── EXERCISE DATA

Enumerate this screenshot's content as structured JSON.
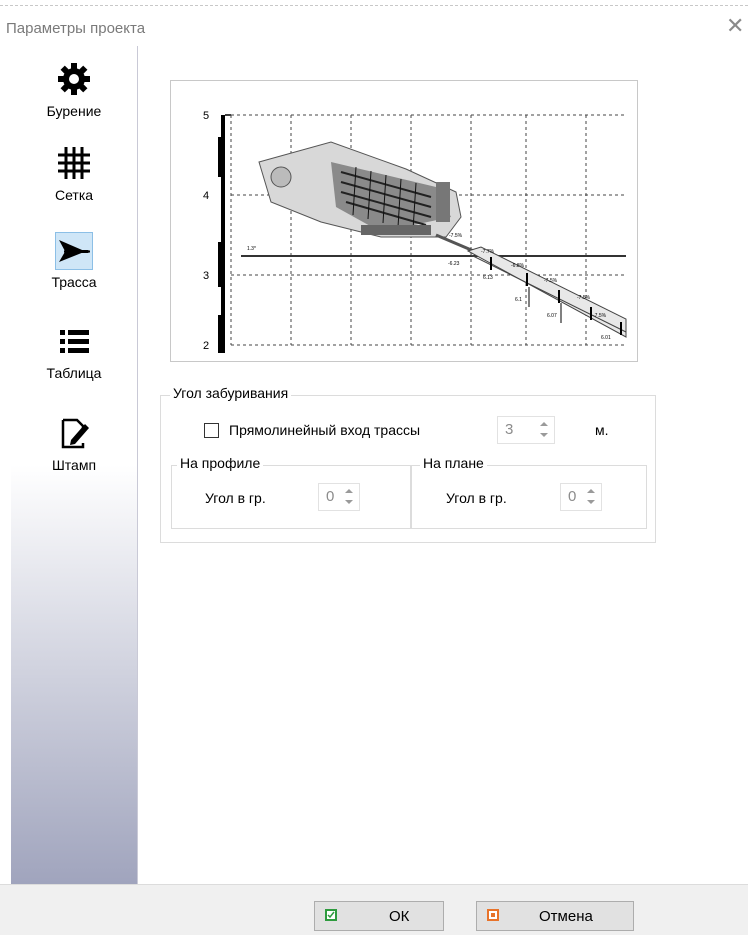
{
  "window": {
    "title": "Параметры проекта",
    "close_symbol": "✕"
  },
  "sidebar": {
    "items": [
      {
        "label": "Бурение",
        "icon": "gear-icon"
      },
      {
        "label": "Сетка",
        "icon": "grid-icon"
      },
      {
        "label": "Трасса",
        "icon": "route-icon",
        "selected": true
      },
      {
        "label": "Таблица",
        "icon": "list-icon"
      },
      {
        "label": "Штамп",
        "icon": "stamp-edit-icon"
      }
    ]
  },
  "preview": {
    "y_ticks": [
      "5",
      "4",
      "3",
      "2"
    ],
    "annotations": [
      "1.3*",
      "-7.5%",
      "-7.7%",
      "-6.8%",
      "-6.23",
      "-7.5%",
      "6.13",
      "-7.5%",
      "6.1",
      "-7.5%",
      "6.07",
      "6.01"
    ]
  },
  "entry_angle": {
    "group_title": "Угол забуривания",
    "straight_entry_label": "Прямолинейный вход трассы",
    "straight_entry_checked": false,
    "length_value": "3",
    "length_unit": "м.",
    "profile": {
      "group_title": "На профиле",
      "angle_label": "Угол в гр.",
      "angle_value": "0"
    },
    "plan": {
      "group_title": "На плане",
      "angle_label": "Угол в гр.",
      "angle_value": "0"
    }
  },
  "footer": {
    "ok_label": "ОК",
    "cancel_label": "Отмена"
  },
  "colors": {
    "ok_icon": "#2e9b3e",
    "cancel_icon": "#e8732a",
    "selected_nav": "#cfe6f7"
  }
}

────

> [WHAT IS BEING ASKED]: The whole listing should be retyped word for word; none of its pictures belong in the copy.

> [RESULT OF THIS EXERCISE]:
Enumerate this screenshot's content as structured JSON.
{
  "window": {
    "title": "Параметры проекта",
    "close_symbol": "✕"
  },
  "sidebar": {
    "items": [
      {
        "label": "Бурение",
        "icon": "gear-icon"
      },
      {
        "label": "Сетка",
        "icon": "grid-icon"
      },
      {
        "label": "Трасса",
        "icon": "route-icon",
        "selected": true
      },
      {
        "label": "Таблица",
        "icon": "list-icon"
      },
      {
        "label": "Штамп",
        "icon": "stamp-edit-icon"
      }
    ]
  },
  "preview": {
    "y_ticks": [
      "5",
      "4",
      "3",
      "2"
    ],
    "annotations": [
      "1.3*",
      "-7.5%",
      "-7.7%",
      "-6.8%",
      "-6.23",
      "-7.5%",
      "6.13",
      "-7.5%",
      "6.1",
      "-7.5%",
      "6.07",
      "6.01"
    ]
  },
  "entry_angle": {
    "group_title": "Угол забуривания",
    "straight_entry_label": "Прямолинейный вход трассы",
    "straight_entry_checked": false,
    "length_value": "3",
    "length_unit": "м.",
    "profile": {
      "group_title": "На профиле",
      "angle_label": "Угол в гр.",
      "angle_value": "0"
    },
    "plan": {
      "group_title": "На плане",
      "angle_label": "Угол в гр.",
      "angle_value": "0"
    }
  },
  "footer": {
    "ok_label": "ОК",
    "cancel_label": "Отмена"
  },
  "colors": {
    "ok_icon": "#2e9b3e",
    "cancel_icon": "#e8732a",
    "selected_nav": "#cfe6f7"
  }
}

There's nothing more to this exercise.